• Maintains or Enhances Existing Real Estate Values: The replacement solution should result in an improvement of the overall conditions along the waterfront and a rise in property values adjacent to the improved waterfront. The solution should be one which also does not reduce the property values of businesses and homeowners on the north and south ends of the previous Alaskan Way Viaduct.

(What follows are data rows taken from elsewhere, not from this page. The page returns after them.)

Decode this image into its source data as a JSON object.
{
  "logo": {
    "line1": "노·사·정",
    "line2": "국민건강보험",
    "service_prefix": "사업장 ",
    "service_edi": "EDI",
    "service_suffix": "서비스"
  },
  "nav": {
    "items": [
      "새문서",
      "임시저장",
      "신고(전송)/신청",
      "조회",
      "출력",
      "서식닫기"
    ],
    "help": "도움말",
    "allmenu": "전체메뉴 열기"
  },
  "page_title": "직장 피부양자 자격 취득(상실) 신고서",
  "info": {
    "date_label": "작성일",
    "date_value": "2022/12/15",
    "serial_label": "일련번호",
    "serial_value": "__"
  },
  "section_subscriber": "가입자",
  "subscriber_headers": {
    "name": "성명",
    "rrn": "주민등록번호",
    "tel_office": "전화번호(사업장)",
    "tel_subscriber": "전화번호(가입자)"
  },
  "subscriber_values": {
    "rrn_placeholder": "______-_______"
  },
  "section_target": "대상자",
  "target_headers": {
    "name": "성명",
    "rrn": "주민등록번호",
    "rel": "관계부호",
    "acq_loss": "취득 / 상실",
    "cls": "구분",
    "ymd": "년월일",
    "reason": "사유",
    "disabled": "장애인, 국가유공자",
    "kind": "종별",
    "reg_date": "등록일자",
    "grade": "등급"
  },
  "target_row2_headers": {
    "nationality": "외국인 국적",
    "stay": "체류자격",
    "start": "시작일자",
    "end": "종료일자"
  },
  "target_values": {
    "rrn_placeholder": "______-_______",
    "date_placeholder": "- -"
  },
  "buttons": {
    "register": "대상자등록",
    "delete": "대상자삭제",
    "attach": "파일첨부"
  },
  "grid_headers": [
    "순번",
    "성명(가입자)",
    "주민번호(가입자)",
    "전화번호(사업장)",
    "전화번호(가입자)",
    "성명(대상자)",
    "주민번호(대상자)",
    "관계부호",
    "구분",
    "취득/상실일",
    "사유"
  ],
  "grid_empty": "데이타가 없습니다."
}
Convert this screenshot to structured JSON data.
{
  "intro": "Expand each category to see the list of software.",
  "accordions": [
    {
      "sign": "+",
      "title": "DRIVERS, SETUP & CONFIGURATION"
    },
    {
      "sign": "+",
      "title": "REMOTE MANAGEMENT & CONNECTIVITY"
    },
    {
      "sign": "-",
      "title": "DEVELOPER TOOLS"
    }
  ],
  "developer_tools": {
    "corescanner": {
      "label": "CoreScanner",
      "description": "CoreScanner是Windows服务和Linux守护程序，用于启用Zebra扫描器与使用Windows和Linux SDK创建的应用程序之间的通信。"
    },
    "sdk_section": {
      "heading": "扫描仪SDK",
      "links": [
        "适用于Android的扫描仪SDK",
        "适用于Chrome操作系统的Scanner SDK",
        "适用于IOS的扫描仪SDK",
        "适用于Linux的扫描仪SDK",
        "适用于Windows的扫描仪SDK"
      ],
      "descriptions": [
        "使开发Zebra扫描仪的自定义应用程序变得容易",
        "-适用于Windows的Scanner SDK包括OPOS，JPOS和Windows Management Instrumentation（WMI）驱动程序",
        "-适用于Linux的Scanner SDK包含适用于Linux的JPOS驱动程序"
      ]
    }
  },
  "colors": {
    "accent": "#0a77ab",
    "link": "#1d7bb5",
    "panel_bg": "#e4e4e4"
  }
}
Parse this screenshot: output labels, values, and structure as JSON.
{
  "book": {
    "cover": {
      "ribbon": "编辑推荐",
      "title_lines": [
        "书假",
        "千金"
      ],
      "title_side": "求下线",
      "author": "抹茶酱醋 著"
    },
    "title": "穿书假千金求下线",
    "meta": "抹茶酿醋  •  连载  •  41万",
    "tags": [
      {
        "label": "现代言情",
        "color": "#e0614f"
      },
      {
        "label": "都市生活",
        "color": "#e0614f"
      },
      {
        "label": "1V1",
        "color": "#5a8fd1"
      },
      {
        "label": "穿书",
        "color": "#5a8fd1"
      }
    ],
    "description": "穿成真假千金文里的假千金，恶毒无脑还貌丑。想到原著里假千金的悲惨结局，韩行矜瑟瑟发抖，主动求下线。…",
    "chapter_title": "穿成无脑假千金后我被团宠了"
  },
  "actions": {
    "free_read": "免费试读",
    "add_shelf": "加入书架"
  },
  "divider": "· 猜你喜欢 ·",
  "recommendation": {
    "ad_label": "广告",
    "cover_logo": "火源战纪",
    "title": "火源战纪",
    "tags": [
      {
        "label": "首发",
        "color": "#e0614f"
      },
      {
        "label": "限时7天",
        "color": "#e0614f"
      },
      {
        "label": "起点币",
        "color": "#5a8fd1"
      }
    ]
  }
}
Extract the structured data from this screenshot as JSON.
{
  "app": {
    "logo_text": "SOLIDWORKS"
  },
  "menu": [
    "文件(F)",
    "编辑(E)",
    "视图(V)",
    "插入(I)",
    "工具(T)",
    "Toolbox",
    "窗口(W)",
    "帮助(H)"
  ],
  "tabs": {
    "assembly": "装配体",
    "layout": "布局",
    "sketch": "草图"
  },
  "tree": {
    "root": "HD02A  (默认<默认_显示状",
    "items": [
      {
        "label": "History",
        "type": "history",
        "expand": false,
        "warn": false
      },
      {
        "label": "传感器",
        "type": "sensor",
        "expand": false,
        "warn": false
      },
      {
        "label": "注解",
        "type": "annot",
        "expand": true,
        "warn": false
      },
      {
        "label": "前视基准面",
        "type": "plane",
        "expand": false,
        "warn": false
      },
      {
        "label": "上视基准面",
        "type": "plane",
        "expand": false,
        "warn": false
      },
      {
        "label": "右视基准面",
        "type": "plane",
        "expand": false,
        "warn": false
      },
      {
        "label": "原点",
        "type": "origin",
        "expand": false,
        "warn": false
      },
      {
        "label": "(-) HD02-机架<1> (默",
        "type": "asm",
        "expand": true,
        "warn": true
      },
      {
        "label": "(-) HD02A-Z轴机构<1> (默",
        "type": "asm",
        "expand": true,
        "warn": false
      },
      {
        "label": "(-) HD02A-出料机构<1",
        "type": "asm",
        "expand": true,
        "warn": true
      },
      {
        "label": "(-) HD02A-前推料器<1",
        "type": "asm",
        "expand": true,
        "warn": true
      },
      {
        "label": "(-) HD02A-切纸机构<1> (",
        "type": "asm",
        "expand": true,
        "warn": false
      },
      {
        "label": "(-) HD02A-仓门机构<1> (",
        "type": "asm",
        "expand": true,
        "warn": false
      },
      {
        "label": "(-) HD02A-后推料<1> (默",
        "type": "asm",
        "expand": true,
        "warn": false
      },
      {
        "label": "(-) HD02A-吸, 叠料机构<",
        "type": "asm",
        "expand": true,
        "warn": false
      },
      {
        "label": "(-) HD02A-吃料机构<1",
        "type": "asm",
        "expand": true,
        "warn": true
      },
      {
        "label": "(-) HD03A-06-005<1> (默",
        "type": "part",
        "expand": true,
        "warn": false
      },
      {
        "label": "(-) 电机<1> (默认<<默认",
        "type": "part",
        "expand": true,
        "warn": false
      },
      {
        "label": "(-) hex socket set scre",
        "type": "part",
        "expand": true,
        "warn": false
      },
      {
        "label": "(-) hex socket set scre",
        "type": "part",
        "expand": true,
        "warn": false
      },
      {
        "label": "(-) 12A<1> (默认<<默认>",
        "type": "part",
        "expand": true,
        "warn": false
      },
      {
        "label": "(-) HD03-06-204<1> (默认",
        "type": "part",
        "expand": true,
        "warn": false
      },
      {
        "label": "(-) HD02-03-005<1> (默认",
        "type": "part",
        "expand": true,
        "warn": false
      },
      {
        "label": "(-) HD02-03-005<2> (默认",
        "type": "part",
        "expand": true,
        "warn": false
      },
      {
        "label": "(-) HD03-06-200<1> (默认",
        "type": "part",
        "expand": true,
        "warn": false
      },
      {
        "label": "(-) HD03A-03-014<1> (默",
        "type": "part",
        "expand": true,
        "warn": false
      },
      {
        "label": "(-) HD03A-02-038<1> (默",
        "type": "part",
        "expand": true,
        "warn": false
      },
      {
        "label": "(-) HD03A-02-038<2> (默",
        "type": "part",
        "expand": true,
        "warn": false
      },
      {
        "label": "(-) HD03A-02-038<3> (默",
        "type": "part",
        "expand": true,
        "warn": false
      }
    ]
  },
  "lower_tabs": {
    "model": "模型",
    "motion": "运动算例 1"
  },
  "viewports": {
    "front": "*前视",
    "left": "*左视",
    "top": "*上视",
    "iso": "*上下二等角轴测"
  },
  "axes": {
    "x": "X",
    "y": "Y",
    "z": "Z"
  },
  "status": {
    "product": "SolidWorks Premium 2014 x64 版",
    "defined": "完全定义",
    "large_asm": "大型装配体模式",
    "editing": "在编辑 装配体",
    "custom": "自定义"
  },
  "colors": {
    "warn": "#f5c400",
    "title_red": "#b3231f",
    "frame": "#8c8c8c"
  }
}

• Quality of Life: There is a collective sense or feeling which results from the interactions of residents, businesses, visitors, and others in a city. This quality of life includes how well an individual interacts with the fabric of the city. The essence of a city includes choices and access to a multiplicity of friends, and businesses. With the Viaduct came access to the entire City; ensuring that the neighborhoods now reliant on the Viaduct - West Seattle, South Park, SoDo, Interbay, Magnolia, Queen Anne, Ballard, Wallingford, Greenwood - have easy access to each other, the enhanced waterfront, and the rest of the City and enriched downtown is essential to our quality of life. Ensuring that transit is integrated into and part of any replacement solution is also essential in maintaining the existing quality of life.
We would like to thank you for providing the extraordinary leadership which this project demands. We would also like to state that all of us - the undersigned and those we represent - are encouraged and hopeful that the new "surface+subsurface” (Surface+Transit+Deep Bored Tunnel) option is moved forward to the EIS stage and pursued aggressively.
We would also like to see further enhancements of the transit component, presently the weakest and least satisfactory element of any of the many options. We believe that transit, if provided at significantly enhanced levels, would allow for an even more enriched urban fabric with an even more connected set of neighborhoods and downtown attractions, including a new waterfront.